■ Task objective ■
Go through the records and count the lines where the string "JSON" occurs. Reply with the number only.

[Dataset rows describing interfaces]
────────────────────────────────────────

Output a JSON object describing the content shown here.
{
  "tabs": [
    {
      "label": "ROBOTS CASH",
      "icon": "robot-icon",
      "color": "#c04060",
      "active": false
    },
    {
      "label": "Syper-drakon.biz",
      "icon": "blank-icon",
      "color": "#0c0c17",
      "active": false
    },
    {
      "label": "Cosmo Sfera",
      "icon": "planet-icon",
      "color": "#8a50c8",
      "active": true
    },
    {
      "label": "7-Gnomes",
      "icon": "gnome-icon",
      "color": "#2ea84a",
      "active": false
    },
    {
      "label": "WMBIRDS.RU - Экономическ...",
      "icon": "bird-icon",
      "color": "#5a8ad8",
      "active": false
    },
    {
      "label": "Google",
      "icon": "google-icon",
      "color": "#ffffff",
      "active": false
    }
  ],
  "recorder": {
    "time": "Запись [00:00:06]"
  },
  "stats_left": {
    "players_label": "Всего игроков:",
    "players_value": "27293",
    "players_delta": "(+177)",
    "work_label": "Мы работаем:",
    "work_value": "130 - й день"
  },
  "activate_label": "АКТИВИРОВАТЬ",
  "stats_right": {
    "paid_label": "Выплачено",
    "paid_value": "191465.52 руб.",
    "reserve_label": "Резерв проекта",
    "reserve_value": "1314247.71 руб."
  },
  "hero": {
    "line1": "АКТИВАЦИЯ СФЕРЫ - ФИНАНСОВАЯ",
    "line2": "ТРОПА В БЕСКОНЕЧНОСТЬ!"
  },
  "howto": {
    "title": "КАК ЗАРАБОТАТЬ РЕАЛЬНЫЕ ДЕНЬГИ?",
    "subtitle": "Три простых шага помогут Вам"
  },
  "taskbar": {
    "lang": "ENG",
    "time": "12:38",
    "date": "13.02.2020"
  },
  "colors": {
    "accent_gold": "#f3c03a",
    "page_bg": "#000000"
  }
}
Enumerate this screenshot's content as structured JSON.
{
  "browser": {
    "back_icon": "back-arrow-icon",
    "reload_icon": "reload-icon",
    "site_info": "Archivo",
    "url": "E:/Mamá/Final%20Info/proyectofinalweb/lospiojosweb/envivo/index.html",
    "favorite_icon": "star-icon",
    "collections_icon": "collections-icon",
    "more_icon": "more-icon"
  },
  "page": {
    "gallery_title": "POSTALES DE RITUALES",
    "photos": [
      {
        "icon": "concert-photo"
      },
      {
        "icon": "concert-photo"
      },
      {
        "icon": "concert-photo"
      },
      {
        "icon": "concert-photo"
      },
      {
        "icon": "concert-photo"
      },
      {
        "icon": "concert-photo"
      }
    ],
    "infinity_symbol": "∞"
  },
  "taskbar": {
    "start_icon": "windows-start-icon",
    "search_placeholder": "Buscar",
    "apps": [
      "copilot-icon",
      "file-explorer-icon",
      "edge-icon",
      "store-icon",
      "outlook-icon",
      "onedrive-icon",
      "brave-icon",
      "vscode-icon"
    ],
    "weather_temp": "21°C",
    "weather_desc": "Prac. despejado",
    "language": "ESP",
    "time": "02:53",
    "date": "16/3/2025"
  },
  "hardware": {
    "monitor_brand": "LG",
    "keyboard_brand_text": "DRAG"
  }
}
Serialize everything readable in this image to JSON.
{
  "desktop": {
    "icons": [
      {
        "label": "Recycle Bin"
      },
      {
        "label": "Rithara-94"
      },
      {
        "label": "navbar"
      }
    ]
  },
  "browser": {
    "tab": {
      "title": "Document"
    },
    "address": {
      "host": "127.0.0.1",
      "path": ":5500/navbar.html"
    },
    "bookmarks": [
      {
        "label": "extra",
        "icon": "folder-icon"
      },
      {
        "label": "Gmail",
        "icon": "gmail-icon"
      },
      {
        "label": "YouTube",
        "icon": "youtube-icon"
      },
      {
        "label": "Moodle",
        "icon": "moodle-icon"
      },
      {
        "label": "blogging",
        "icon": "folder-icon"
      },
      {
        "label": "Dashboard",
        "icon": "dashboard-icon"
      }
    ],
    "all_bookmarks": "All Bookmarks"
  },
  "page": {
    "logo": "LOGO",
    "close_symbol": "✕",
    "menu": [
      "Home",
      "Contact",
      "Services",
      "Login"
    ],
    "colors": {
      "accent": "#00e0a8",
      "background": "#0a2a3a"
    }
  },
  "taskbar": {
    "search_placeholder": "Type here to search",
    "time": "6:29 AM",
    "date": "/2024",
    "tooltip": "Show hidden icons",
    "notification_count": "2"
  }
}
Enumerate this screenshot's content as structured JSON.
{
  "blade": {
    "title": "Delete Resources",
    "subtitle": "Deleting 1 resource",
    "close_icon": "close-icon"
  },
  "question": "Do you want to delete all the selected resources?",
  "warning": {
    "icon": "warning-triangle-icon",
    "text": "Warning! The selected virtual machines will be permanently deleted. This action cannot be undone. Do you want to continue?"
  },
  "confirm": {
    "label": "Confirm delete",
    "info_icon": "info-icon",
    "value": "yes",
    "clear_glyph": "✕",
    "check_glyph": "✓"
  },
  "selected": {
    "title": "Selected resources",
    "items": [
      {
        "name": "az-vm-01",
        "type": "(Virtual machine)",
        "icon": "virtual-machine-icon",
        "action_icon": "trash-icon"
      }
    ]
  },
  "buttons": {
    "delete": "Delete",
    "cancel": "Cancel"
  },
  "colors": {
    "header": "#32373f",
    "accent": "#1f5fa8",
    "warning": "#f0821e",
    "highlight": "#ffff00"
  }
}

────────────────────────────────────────

■ Answer to this task ■
4